**What you should do**
Every line with the string "dtype" in it belongs in your answer, so copy them all from the data.

**Records shown**
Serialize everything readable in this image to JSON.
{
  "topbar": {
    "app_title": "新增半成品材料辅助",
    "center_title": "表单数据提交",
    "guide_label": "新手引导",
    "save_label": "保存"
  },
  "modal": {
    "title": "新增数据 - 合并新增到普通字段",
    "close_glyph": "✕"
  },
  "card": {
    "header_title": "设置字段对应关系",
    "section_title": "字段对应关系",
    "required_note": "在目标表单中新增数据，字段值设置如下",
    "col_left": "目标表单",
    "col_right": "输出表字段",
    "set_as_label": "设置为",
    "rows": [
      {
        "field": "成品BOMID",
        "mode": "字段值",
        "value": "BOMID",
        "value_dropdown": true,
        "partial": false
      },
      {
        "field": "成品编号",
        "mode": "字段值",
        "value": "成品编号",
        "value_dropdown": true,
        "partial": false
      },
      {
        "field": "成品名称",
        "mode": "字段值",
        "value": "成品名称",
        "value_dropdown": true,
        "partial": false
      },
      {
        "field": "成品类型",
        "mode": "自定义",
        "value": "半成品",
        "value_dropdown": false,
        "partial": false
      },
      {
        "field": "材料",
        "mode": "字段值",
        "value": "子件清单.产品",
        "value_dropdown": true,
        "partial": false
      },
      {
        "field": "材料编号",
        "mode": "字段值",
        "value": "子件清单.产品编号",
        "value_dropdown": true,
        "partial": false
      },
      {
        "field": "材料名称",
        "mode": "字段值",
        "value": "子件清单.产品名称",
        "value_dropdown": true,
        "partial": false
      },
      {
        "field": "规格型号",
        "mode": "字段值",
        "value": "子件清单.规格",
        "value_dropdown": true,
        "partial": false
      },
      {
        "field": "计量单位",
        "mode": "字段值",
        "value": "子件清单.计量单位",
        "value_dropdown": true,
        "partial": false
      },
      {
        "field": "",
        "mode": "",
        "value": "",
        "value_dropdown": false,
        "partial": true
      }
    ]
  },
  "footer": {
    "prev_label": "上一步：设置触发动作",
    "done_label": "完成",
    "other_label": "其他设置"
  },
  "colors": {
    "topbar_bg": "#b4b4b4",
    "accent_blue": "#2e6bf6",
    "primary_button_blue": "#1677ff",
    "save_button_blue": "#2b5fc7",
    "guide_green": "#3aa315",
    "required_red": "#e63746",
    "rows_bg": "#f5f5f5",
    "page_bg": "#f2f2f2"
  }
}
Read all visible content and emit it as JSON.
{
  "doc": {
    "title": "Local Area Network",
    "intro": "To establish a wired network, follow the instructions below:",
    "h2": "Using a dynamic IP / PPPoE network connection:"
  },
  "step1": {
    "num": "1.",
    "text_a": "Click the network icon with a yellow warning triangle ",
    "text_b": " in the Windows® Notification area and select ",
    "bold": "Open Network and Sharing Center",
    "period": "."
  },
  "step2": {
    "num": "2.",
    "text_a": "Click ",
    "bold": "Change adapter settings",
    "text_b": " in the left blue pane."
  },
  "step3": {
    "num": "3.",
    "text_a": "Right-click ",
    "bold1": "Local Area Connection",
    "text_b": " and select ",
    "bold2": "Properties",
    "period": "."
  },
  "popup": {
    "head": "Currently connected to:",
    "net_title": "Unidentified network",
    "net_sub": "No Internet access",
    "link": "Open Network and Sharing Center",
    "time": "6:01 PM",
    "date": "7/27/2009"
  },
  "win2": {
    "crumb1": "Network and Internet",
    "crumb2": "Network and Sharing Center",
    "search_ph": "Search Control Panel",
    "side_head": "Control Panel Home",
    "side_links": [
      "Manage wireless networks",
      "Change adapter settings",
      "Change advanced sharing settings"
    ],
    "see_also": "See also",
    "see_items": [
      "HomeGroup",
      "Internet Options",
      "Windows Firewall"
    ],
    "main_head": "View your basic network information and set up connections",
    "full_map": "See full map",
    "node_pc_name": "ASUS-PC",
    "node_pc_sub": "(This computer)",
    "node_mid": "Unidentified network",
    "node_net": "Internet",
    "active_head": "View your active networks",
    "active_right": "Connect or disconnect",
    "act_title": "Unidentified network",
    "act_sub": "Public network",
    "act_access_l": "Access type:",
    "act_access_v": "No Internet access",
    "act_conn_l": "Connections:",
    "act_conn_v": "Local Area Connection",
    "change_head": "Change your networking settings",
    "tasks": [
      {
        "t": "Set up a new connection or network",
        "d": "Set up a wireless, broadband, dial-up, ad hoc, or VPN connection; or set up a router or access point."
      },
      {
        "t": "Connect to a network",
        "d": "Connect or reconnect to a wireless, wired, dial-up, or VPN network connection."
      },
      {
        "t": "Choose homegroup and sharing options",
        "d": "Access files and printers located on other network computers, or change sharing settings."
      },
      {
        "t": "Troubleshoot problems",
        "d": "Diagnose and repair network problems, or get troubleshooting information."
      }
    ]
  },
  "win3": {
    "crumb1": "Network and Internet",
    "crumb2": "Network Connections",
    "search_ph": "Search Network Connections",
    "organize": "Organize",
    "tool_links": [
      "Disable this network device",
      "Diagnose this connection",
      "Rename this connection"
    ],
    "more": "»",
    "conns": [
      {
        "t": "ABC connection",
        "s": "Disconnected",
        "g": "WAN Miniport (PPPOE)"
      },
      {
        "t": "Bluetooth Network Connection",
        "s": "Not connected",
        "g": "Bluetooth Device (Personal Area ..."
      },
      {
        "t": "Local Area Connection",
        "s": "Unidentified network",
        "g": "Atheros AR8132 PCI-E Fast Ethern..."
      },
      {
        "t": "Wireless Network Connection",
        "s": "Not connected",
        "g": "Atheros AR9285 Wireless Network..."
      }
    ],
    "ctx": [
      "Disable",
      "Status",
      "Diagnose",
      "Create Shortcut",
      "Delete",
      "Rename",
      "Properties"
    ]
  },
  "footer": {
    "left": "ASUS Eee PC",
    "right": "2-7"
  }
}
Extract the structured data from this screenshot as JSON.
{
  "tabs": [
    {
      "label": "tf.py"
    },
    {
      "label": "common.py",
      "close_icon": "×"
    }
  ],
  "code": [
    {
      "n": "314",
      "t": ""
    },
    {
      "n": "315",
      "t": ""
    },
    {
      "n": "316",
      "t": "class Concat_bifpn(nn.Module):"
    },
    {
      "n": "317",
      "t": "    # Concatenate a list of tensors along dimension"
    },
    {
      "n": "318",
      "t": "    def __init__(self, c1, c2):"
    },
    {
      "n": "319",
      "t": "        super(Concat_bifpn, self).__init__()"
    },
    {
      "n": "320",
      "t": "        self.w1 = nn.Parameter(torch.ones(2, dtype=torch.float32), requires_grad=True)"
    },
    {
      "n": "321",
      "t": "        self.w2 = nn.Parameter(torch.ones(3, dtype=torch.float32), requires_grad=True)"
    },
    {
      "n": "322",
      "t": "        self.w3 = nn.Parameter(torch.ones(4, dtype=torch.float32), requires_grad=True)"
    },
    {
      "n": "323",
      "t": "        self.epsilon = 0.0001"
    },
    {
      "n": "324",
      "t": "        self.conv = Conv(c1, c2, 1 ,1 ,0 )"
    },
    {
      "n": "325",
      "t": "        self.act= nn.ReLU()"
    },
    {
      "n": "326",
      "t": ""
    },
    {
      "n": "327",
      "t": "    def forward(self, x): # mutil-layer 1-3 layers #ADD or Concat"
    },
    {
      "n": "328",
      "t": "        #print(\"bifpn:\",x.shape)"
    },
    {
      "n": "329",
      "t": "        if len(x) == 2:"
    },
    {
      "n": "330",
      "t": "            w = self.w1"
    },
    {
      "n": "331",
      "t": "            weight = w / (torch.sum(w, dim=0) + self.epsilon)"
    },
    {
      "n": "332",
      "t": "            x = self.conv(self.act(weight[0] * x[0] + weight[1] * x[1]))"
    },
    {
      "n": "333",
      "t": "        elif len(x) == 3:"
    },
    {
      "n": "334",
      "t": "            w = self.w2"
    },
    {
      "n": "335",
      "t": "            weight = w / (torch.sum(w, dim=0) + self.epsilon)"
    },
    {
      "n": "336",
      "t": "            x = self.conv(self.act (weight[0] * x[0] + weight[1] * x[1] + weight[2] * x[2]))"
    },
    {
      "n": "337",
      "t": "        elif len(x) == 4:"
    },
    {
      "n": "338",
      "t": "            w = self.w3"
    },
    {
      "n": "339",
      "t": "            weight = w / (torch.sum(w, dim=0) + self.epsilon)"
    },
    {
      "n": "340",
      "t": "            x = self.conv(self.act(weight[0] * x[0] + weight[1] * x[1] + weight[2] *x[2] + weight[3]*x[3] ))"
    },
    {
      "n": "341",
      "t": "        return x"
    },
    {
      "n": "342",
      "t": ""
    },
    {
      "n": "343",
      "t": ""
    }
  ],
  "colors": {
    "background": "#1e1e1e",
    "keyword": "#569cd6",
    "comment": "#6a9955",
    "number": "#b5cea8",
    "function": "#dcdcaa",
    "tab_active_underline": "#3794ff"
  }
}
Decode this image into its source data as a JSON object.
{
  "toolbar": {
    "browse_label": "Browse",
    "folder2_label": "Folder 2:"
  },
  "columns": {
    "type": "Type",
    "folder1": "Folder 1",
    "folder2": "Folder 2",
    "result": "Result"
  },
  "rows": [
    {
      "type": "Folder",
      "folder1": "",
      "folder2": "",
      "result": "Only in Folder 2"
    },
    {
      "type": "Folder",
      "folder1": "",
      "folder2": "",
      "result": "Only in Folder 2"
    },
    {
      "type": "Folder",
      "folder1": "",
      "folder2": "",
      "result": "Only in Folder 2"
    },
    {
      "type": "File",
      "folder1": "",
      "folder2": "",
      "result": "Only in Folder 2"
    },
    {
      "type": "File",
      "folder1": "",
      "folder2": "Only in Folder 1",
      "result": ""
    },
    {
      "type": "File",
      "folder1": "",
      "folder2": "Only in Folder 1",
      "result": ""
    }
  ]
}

**Answer to this task**
      "t": "        self.w1 = nn.Parameter(torch.ones(2, dtype=torch.float32), requires_grad=True)"
      "t": "        self.w2 = nn.Parameter(torch.ones(3, dtype=torch.float32), requires_grad=True)"
      "t": "        self.w3 = nn.Parameter(torch.ones(4, dtype=torch.float32), requires_grad=True)"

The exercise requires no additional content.